What I particularly loved about this book was the atmospheric and strong evocation of a blessed time—after Stonewall, before the outbreak of the AIDS-crisis—where young gay men could own what they were for the first time in history and where those gifted enough were allowed to express their life experiences in writing. I admit there were certain scenes that made me discretely wipe my tear-glazed eyes (when one niece talks about her uncle, who was one of the writers, for instance). Others where I felt nurtured and warmed because of the beautiful friendship that, despite trifle jealousies, seems to have kept the nine men described in the novel together. I felt a real connection to that time and to those writers, albeit fictional ones, most certainly because Ross, the narrator, feels so connected to them—a connection that goes way beyond his scholarly fascination with them and becomes a very pseronal one, even though he… no, I won’t divulge any spoilers. Suffice it to say, Picano succeeds in weaving a fine web of lies (hence the title) and all sorts of ploys that not only drew me in but also dazzled me to a point where I assumed things I had no grounds for assuming. Very cleverly done, and very efficient for this sort of “detective”-like plot. By the way, I admit that the ending came as a complete surprise and had me gasping.
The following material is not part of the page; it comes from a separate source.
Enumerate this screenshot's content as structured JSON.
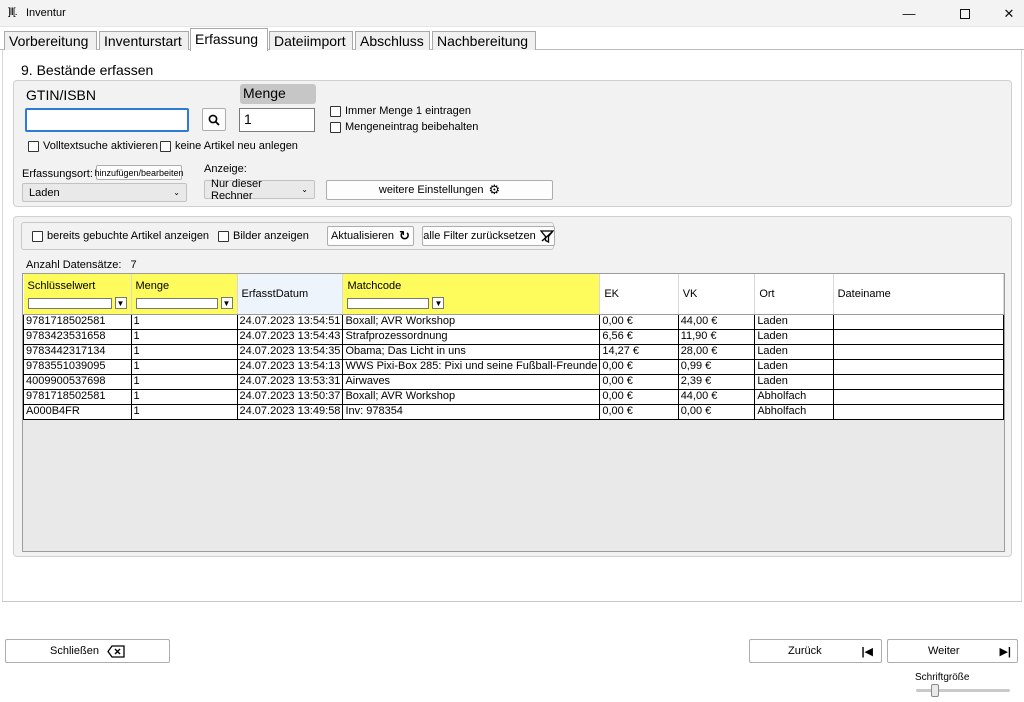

In short, I really enjoyed this book. I’ve already mentioned that we should cherish and uphold our gay history as best as we can. The Purple Circle and the Violet Quill are without any doubt part of that, and I urge anyone interested in gay literature to read this novel.





DISCLAIMER: Books reviewed on this site were usually provided at no cost by the publisher or author. This book has been provided by the editor for the purpose of a review.


Additional Information

Format ebook and print
Length Novel, 440 pages
Heat Level
Publication Date 13-October-2020
Price $5.95 ebook, $19.95 paperback
Buy Link